The survey, taken from January 18-28, found registered investment adviser (RIA) optimism has risen significantly since July 2010. More than three-quarters of advisers surveyed (77%) expect the S&P 500 to rise in the next six months, up from 63% in the July 2010.
Sixty-eight percent of advisers think consumer spending will increase in the next six months, compared to only 42% in July 2010. Seventeen percent believe unemployment will increase, compared to 32% in July 2010. And 38% say the housing market will continue to soften, down from 53% last July.
When asked about various economic issues currently making headlines, advisers said the following:
- U.S. Treasury yields: Sixty-four percent think U.S. Treasury yields will increase in the next six months, while only 8% think they will go down.
- Bush tax cuts: An overwhelming majority (85%) believe the extension of the Bush tax cuts will have a favorable impact on the stock market and economy overall.
- Quantitative easing: Fifty-five percent say the quantitative easing activities being conducted by the Federal Reserve will have a favorable impact on the stock market and economy overall.
- Inflation: Sixty-four percent think inflation will increase over the next six months, up significantly from 28% six months ago.
- Cost basis reporting changes: Nearly half of RIAs’ clients (48%) are unaware of the impact the recent changes to cost basis reporting will have on their tax situation.

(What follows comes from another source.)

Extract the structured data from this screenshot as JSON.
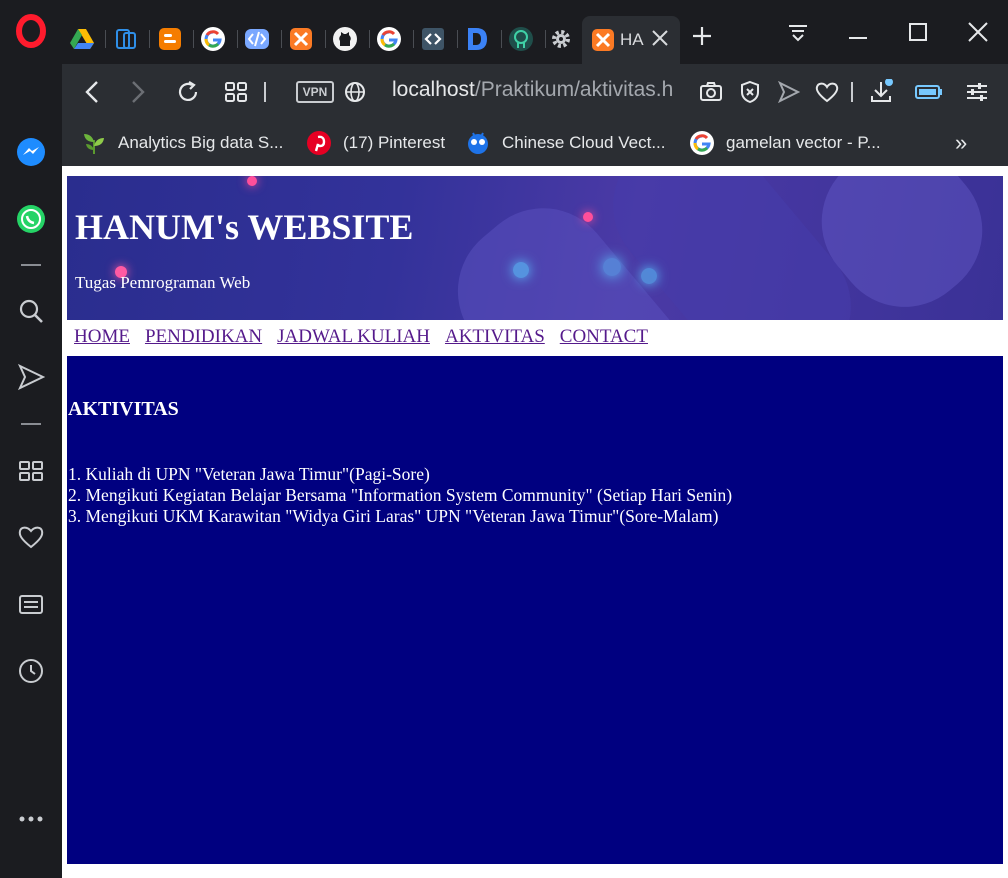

The survey also found independent advisers’ interest in equities is likely to increase over the next six months. Thirty-nine percent of respondents said they will invest more in domestic large cap compared to 27% in July 2010. Twenty-eight percent plan to invest more of their portfolio in international large cap in emerging markets, while 22% plan to increase investment in international small cap in emerging markets. Only 9% plan to increase their investment in cash and 6% in fixed income.
Exchange-traded funds (ETFs) continue to be an investment vehicle of choice for RIAs, with 84% of those surveyed saying they currently use ETFs. Their popularity shows no signs of slowing down over the next six months: 31% of those surveyed say they plan to invest more in ETFs, the most of any investment vehicle. Alternative investments ranked second among advisers as the investment vehicle in which they expect to invest more, followed by actively managed mutual funds.
Client optimism is also rising, but not quite as sharply. Over the past six months, the number of advisers’ clients that needed reassurance that they will achieve their investment goals declined, falling to 23%, down from 30% in July 2010 and down from a high of 49% in January 2009.
Specifically, more than half of advisers’ clients (53%) feel more optimistic about the economy than they did in July 2010, and 56% of clients feel more positive about their investment performance than they did six months ago, up from 14% in July 2010. However, clients remain cautious about retirement with only 23% more optimistic that they will be able to retire on time. According to advisers, 34% of their clients are reducing expenses, down from 47% in July 2010, and 22% are spending more money on discretionary items, up from 8% last summer.